The answer is as short and concise as possible. We are fans of a business plan that does not exceed 7 written pages plus perhaps 3 pages of financial projections.
This is why appendices are a vital part of a business plan.
By adhering to a maximum of 7 pages you force yourself to keep the plan concise and to the point. If it drifts up to 8 pages then no-one will be losing any sleep, but you should be asking yourself if that 8th page means you’re waffling on page 3.
If you’re not, then fine… but at least ask yourself the question. This is a business plan, not a novel.
This doesn’t mean that your plan lacks detail. It means it packs a punch and keeps all users on message. Remember that a business plan has a purpose.
Appendices should contain the detail that a user can then dig into as they need to or see fit (and NBS Advisory uses the term ‘user’ in preference to ‘reader’ deliberately).
Your sales plan for example, needs to take up no more than a page in your business plan.
The associated appendix may be 4 or 5 pages of commentary, assumptions and calculations and can be delved into at leisure.
The single page devoted to the sales plan in the business plan keeps the message clear and ensures that users who are not directly involved in sales still understand the key message.
What should I include in a business plan?
What you include in a business plan will depend on its purpose.
When you are creating a business plan then a great starting point is to prepare a likely contents page. In doing so, simply ask yourself if looking at a particular part of your business is necessary to deliver the purpose.
If, for example, the purpose is to reduce the business overdraft then looking at customer payment strategies may be far more relevant than having a section devoted to marketing.

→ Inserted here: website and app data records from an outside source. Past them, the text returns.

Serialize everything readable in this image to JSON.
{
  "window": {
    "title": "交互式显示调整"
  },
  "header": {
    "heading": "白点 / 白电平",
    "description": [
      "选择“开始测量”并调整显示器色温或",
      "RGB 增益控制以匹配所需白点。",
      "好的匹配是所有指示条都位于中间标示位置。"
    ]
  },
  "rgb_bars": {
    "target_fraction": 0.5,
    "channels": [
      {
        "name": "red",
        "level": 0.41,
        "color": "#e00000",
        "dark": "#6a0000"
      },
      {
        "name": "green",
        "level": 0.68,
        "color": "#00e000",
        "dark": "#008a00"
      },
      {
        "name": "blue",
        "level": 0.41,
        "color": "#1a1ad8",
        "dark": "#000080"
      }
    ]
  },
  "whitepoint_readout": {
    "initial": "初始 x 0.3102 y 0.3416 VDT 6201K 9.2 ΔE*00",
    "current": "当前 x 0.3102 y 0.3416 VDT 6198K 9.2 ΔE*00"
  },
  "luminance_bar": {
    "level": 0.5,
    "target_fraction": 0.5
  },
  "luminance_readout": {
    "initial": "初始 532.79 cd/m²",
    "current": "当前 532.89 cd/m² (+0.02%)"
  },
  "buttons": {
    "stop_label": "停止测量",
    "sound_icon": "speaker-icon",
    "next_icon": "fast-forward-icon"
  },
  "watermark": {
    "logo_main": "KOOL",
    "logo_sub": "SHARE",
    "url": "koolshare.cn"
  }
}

When you have your initial contents page then don’t be frightened to change it!
Some suggested sections would be:
- The purpose of this plan
- Our market
- Our key competitors
- Financial projections
Make the content relevant to the purpose and stick to the 7 pages rule - it’s great for making sure you focus on what must be in a business plan rather than what you’d like to talk about.
This is the area that many owner managed businesses find most challenging to prepare when they are creating a business plan.
The single most important piece of advice that we can give is that you, as the business owner, must, MUST, understand the financial projections and the key drivers, assumptions and calculations that underpin them.
It is completely acceptable (and probably sensible) for you to ask professionals such as NBS Advisory to help you prepare your financial projections but you must own them and you must understand them.
We very recently had to advise an investor not to proceed with an opportunity based mainly on the entrepreneur's lack of understanding regarding their financial projections - particularly sales.
In terms of what needs to be included in the financial projections of a business plan the main 3 are:
- Profit and loss forecast
- Cash flow forecast
- Balance sheet forecast
If in doubt, prepare the profit and loss forecast first. It drives everything else and understanding the numbers behind the P&L makes understanding the other aspects of the financial projections much, much easier.
In calculating your numbers don’t get bogged down in looking at overheads - these are relatively easy to predict and relatively easy to manage and reduce if necessary.
The most important part is the trading account: sales and cost of sales.
And remember - only the next 6-8 months can have a high level of certainty so only the first 12 months of any financial projections should be provided on a month by month basis.
Month 13 - 36 can be quarterly and anything over that should be 6 monthly.
Keep it live
Creating a business plan is much more about the business planning process than the finalised plan.
If a business plan stays static then it very rapidly becomes out of date and irrelevant.
If you make creating a business plan a once a year exercise then the key people that you are looking to deliver on it will increasingly ignore it and not engage in the planning process in the future.
The learning and understanding that comes from creating a business plan is the real value - make that process part of your ongoing management of the business.